Give back each line of the listing below that contains the string "einbeziehen".

⟨

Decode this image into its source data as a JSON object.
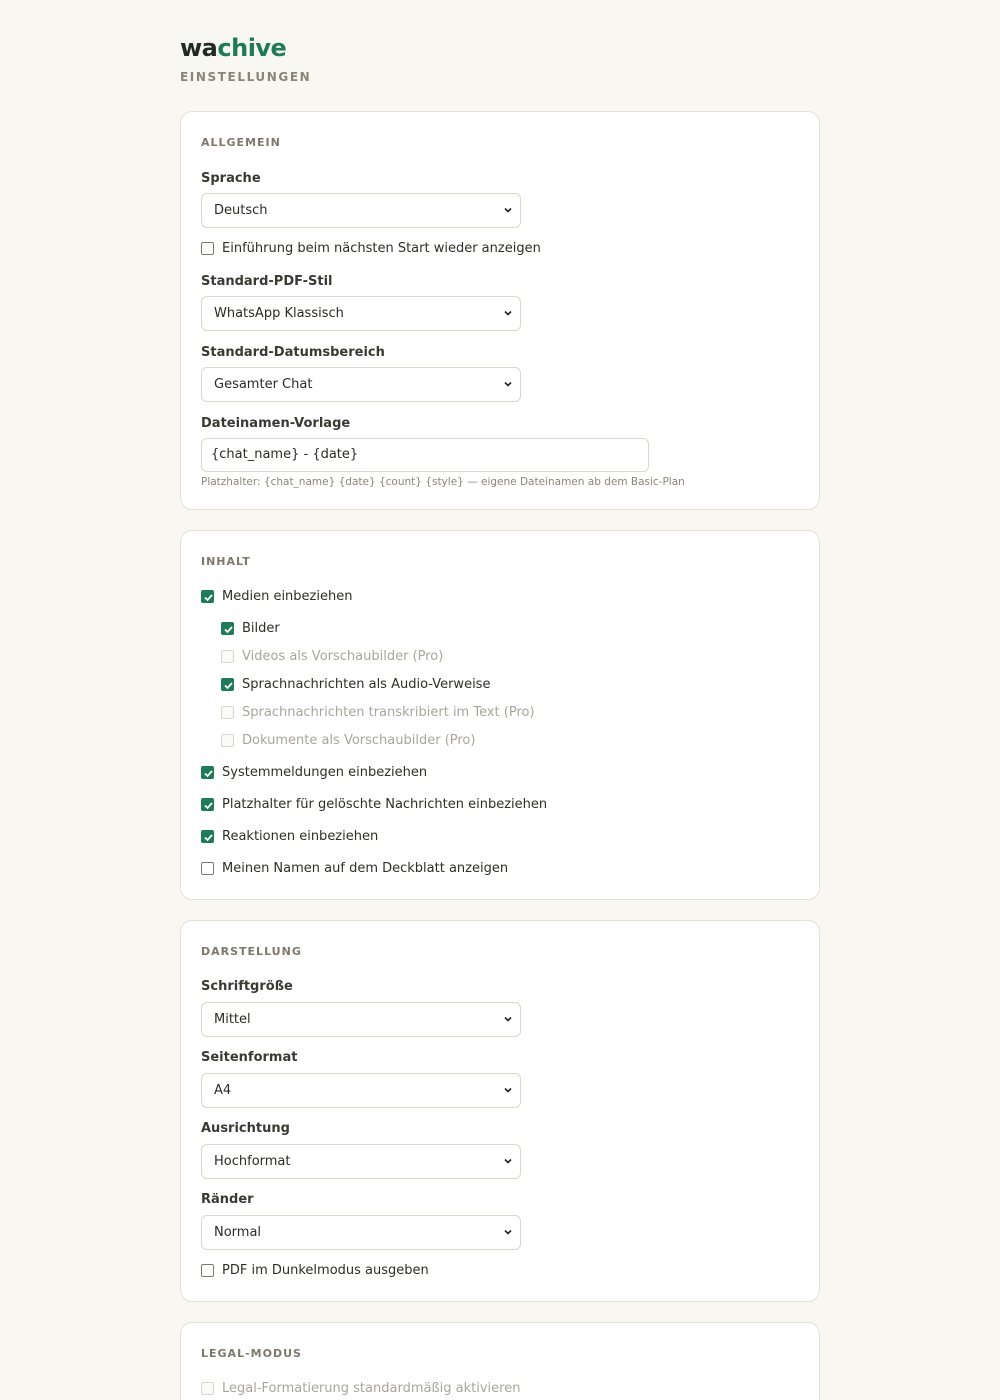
{
  "app": {
    "brand_part1": "wa",
    "brand_part2": "chive",
    "subtitle": "EINSTELLUNGEN"
  },
  "accent_color": "#1e7a57",
  "allgemein": {
    "title": "ALLGEMEIN",
    "language_label": "Sprache",
    "language_value": "Deutsch",
    "intro_checkbox": {
      "label": "Einführung beim nächsten Start wieder anzeigen",
      "checked": false
    },
    "pdf_style_label": "Standard-PDF-Stil",
    "pdf_style_value": "WhatsApp Klassisch",
    "date_range_label": "Standard-Datumsbereich",
    "date_range_value": "Gesamter Chat",
    "filename_label": "Dateinamen-Vorlage",
    "filename_value": "{chat_name} - {date}",
    "filename_hint": "Platzhalter: {chat_name} {date} {count} {style} — eigene Dateinamen ab dem Basic-Plan"
  },
  "inhalt": {
    "title": "INHALT",
    "media": {
      "label": "Medien einbeziehen",
      "checked": true
    },
    "images": {
      "label": "Bilder",
      "checked": true
    },
    "videos": {
      "label": "Videos als Vorschaubilder (Pro)",
      "checked": false,
      "disabled": true
    },
    "voice_audio": {
      "label": "Sprachnachrichten als Audio-Verweise",
      "checked": true
    },
    "voice_transcribed": {
      "label": "Sprachnachrichten transkribiert im Text (Pro)",
      "checked": false,
      "disabled": true
    },
    "documents": {
      "label": "Dokumente als Vorschaubilder (Pro)",
      "checked": false,
      "disabled": true
    },
    "system_messages": {
      "label": "Systemmeldungen einbeziehen",
      "checked": true
    },
    "deleted_placeholder": {
      "label": "Platzhalter für gelöschte Nachrichten einbeziehen",
      "checked": true
    },
    "reactions": {
      "label": "Reaktionen einbeziehen",
      "checked": true
    },
    "my_name_cover": {
      "label": "Meinen Namen auf dem Deckblatt anzeigen",
      "checked": false
    }
  },
  "darstellung": {
    "title": "DARSTELLUNG",
    "font_size_label": "Schriftgröße",
    "font_size_value": "Mittel",
    "page_format_label": "Seitenformat",
    "page_format_value": "A4",
    "orientation_label": "Ausrichtung",
    "orientation_value": "Hochformat",
    "margins_label": "Ränder",
    "margins_value": "Normal",
    "dark_pdf": {
      "label": "PDF im Dunkelmodus ausgeben",
      "checked": false
    }
  },
  "legal": {
    "title": "LEGAL-MODUS",
    "legal_default": {
      "label": "Legal-Formatierung standardmäßig aktivieren",
      "checked": false,
      "disabled": true
    }
  }
}
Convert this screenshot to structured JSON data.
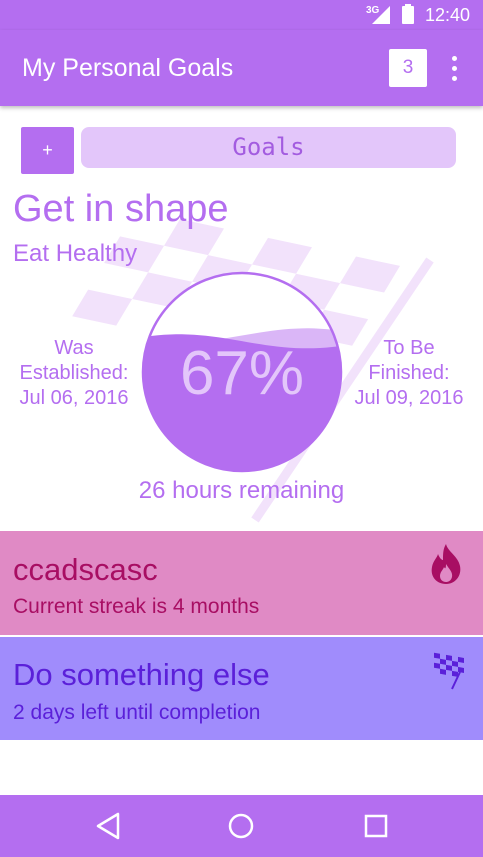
{
  "status_bar": {
    "network": "3G",
    "time": "12:40"
  },
  "app_bar": {
    "title": "My Personal Goals",
    "count": "3",
    "menu_icon": "more-vert-icon"
  },
  "toolbar": {
    "add_label": "+",
    "goals_tab_label": "Goals"
  },
  "featured_goal": {
    "title": "Get in shape",
    "subtitle": "Eat Healthy",
    "established_label_1": "Was",
    "established_label_2": "Established:",
    "established_date": "Jul 06, 2016",
    "finish_label_1": "To Be",
    "finish_label_2": "Finished:",
    "finish_date": "Jul 09, 2016",
    "progress_percent": 67,
    "progress_text": "67%",
    "remaining": "26 hours remaining"
  },
  "goal_cards": [
    {
      "title": "ccadscasc",
      "subtitle": "Current streak is 4 months",
      "icon": "flame-icon",
      "color": "#e08ac5",
      "text_color": "#a80e63"
    },
    {
      "title": "Do something else",
      "subtitle": "2 days left until completion",
      "icon": "checkered-flag-icon",
      "color": "#a08cfc",
      "text_color": "#5b20d9"
    }
  ],
  "nav_bar": {
    "back_icon": "back-triangle-icon",
    "home_icon": "home-circle-icon",
    "recents_icon": "recents-square-icon"
  },
  "colors": {
    "accent": "#b46ef0",
    "accent_light": "#e3c6fa"
  }
}
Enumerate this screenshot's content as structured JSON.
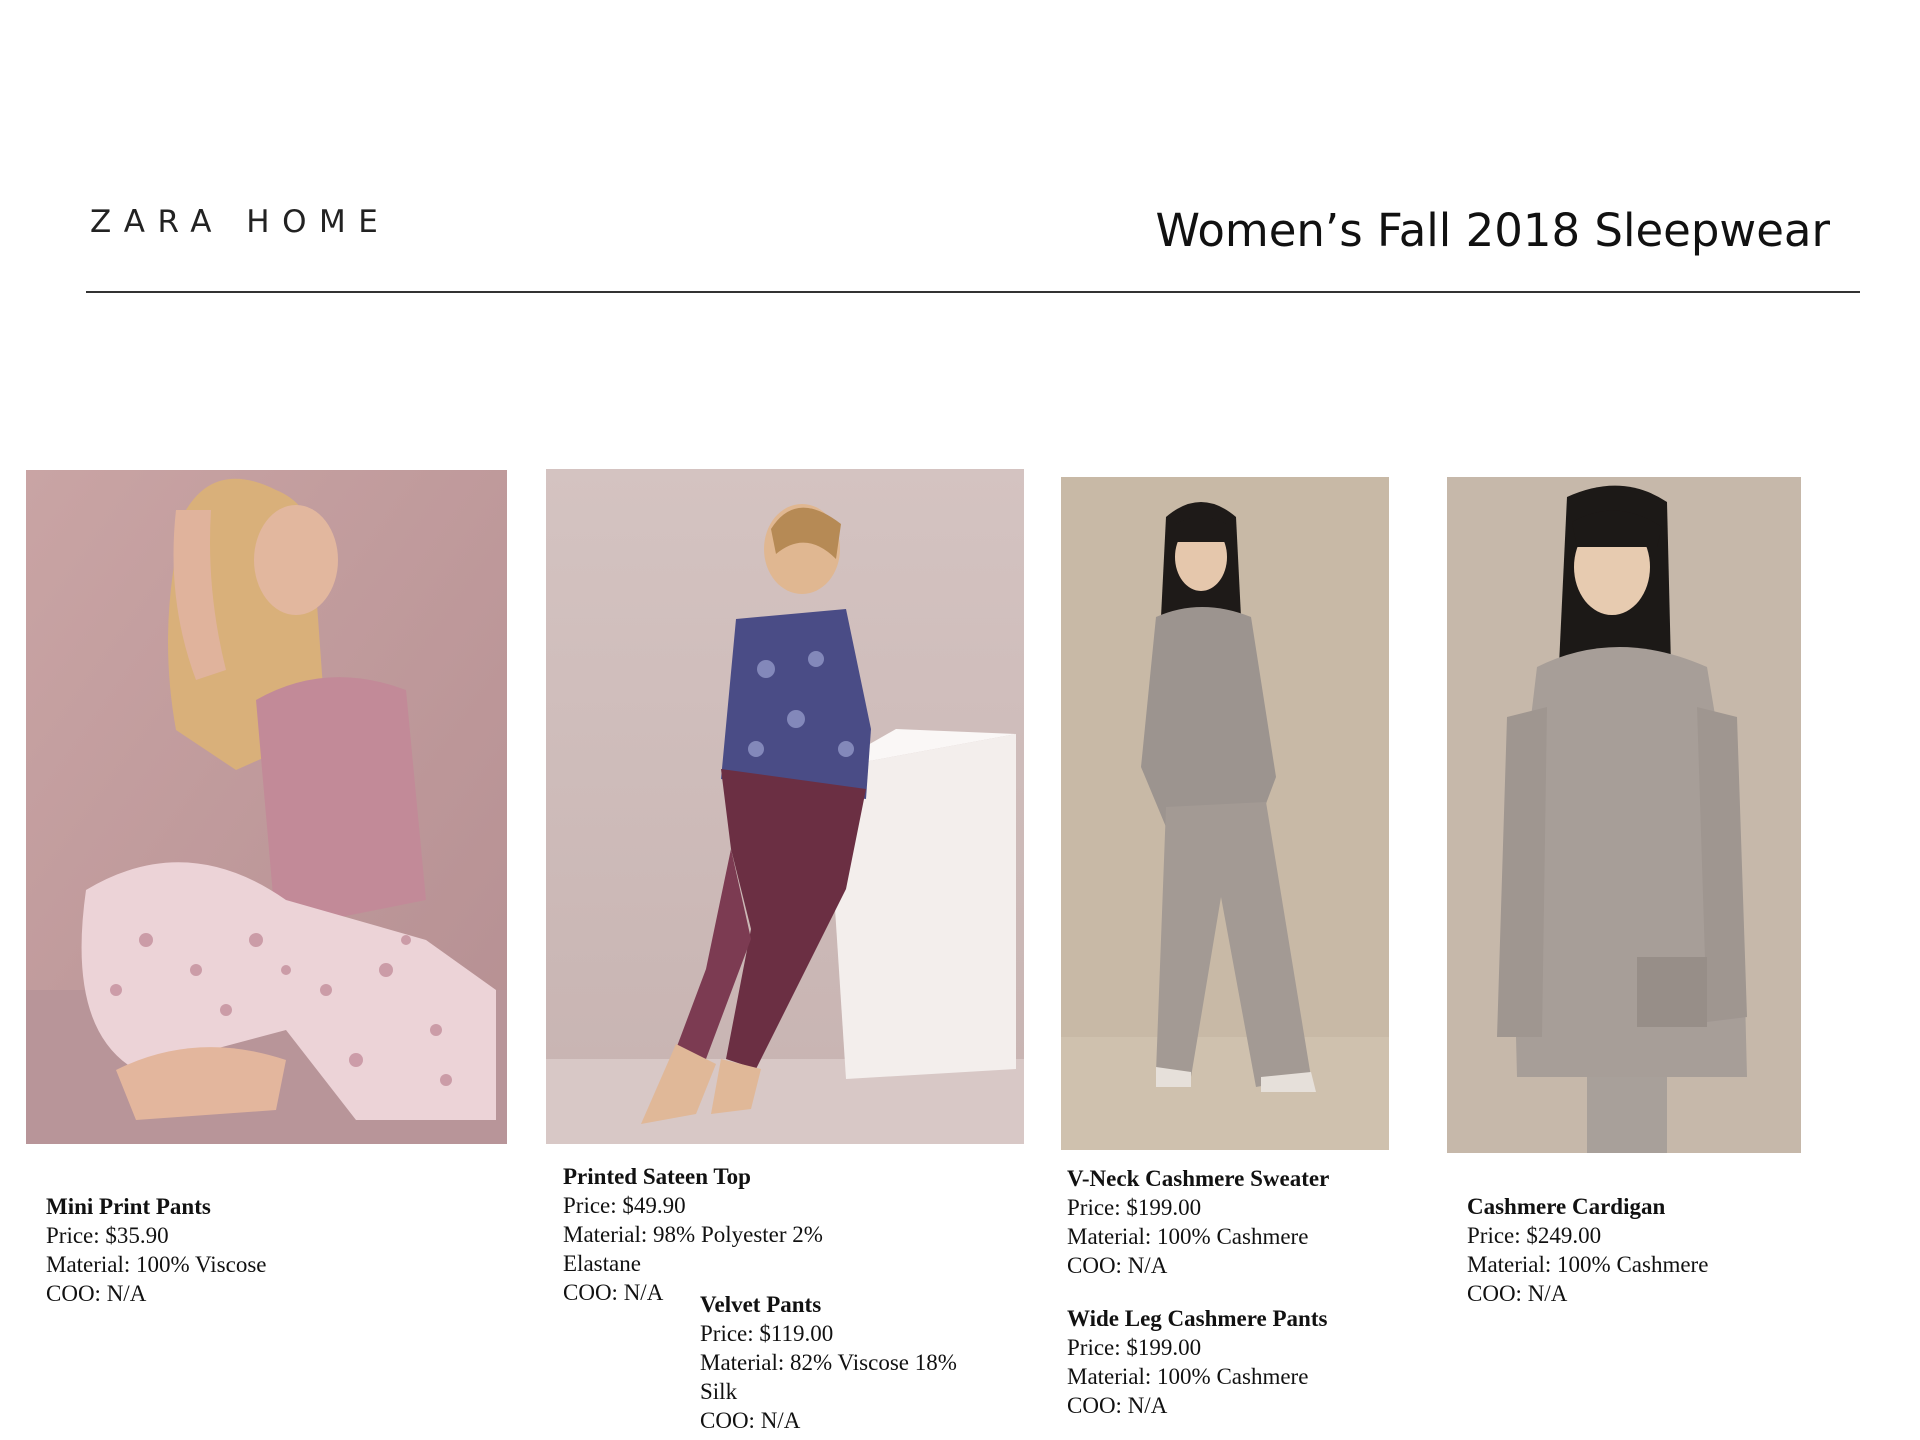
{
  "header": {
    "brand": "ZARA HOME",
    "title": "Women’s Fall 2018 Sleepwear"
  },
  "photos": [
    {
      "alt": "Model seated in pink tee and floral print pants"
    },
    {
      "alt": "Model in printed sateen top and velvet pants leaning on a white block"
    },
    {
      "alt": "Model in grey cashmere sweater and wide leg pants"
    },
    {
      "alt": "Model in grey cashmere cardigan"
    }
  ],
  "products": [
    {
      "name": "Mini Print Pants",
      "price": "Price: $35.90",
      "material": "Material: 100% Viscose",
      "coo": "COO: N/A"
    },
    {
      "name": "Printed Sateen Top",
      "price": "Price: $49.90",
      "material": "Material: 98% Polyester 2%",
      "material2": "Elastane",
      "coo": "COO: N/A"
    },
    {
      "name": "Velvet Pants",
      "price": "Price: $119.00",
      "material": "Material: 82% Viscose 18%",
      "material2": "Silk",
      "coo": "COO: N/A"
    },
    {
      "name": "V-Neck Cashmere Sweater",
      "price": "Price: $199.00",
      "material": "Material: 100% Cashmere",
      "coo": "COO: N/A"
    },
    {
      "name": "Wide Leg Cashmere Pants",
      "price": "Price: $199.00",
      "material": "Material: 100% Cashmere",
      "coo": "COO: N/A"
    },
    {
      "name": "Cashmere Cardigan",
      "price": "Price: $249.00",
      "material": "Material: 100% Cashmere",
      "coo": "COO: N/A"
    }
  ]
}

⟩

### Solution to the exercise
      "label": "Medien einbeziehen",
      "label": "Systemmeldungen einbeziehen",
      "label": "Platzhalter für gelöschte Nachrichten einbeziehen",
      "label": "Reaktionen einbeziehen",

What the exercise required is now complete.